Imagine. For a brief time this man was the frontrunner for the Republican nomination for president. Newt Gingrich has welded enormous power in politics as Speaker of the House of Representatives, but he doesn’t induce a lot of confidence as a leader when he dismisses not just the effects of the fiscal cliff, but that it even exists as a problem.
“There is no fiscal cliff. It’s absolute, total, nonsense,” Gingrich said.
“It is an excuse to panic. It’s a device to get all of us running down the road so we accept whatever Obama wants because otherwise we have failed the fiscal cliff, and how can you be a patriot if you don’t do what the fiscal cliff requires, and the fiscal cliff will appear to us one afternoon, much like the land of Oz, where there will be this person hiding behind the machine who will say, ‘Raise taxes now,’” Gingrich intoned, “and if you don’t raise taxes you’ll have violated the fiscal cliff.”
“Now, do any of you want to be the person who stands up and destroys America by violating the fiscal cliff? Do you want to go on one of the national networks and explain that you are so reactionary, so out of touch with life, that you don’t care that America is going to die late on Thursday?” Gingrich scoffed.
Gingrich is right. Obama is holding all the chips. That’s partly because most Americans agree with the solutions Obama is presenting. Yet if Gingrich thinks that the Republican Party stepping away from negotiations means that the GOP is not going to be blamed, then he’s in a pretty interesting fantasy world. Whichever side appears as not wanting to work this problem through is going to be blamed if disaster hits.

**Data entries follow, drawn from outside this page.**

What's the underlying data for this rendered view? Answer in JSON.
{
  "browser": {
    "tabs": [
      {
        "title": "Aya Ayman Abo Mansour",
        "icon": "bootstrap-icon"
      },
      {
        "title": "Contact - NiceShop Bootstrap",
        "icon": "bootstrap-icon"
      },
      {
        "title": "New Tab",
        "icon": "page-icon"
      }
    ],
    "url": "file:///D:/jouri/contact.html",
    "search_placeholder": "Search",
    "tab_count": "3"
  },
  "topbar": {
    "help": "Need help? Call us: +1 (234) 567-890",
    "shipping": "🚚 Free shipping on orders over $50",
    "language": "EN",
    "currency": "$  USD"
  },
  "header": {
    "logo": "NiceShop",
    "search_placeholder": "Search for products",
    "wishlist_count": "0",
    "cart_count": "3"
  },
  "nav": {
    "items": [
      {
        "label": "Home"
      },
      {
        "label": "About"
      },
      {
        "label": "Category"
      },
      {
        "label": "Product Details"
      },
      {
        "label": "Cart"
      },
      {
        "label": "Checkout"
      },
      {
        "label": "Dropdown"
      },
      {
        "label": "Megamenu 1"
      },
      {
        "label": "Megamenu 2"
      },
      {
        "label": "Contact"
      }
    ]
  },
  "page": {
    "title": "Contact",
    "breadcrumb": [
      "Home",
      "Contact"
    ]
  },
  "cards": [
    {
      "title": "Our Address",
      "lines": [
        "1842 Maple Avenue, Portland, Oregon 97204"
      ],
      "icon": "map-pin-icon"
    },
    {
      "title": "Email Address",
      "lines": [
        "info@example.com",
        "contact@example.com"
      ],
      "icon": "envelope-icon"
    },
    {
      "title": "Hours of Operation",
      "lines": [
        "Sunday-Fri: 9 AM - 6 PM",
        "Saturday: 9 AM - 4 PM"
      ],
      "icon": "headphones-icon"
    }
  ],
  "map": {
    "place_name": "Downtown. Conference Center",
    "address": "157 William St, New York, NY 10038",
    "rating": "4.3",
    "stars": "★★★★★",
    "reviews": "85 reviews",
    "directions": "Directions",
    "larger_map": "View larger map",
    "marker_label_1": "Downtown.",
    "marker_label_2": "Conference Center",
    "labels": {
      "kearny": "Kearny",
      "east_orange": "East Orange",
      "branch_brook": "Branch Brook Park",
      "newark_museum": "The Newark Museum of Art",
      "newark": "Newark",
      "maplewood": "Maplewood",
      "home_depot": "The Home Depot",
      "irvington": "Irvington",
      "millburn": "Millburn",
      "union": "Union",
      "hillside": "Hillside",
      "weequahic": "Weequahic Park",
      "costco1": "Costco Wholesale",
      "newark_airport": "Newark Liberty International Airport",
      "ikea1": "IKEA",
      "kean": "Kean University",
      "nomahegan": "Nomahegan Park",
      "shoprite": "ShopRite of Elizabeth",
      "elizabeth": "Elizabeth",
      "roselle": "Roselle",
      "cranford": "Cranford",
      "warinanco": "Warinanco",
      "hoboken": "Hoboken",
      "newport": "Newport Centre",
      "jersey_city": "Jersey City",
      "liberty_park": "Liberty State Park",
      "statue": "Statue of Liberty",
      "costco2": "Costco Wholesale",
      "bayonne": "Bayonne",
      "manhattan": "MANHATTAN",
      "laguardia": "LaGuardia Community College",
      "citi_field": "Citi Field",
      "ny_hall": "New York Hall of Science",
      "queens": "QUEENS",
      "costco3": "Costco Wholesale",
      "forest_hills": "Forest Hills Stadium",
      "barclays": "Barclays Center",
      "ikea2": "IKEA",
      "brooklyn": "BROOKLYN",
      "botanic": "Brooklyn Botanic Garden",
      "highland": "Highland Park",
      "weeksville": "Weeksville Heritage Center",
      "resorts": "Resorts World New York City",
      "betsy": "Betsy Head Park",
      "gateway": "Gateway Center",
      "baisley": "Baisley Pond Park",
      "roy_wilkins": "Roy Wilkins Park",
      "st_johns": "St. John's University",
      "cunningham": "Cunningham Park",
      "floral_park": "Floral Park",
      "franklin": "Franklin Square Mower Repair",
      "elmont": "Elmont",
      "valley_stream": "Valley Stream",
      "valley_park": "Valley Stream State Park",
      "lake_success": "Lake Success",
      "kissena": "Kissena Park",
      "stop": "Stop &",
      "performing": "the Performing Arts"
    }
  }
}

The only way the fiscal cliff is nonsense is if the automatic spending cuts passed in the budget deal of August 2011 and Bush tax cuts of 2001 are viewed as no threat to the economy. The fact is most economists see this as a recipe for a new recession. That’s painful nonsense.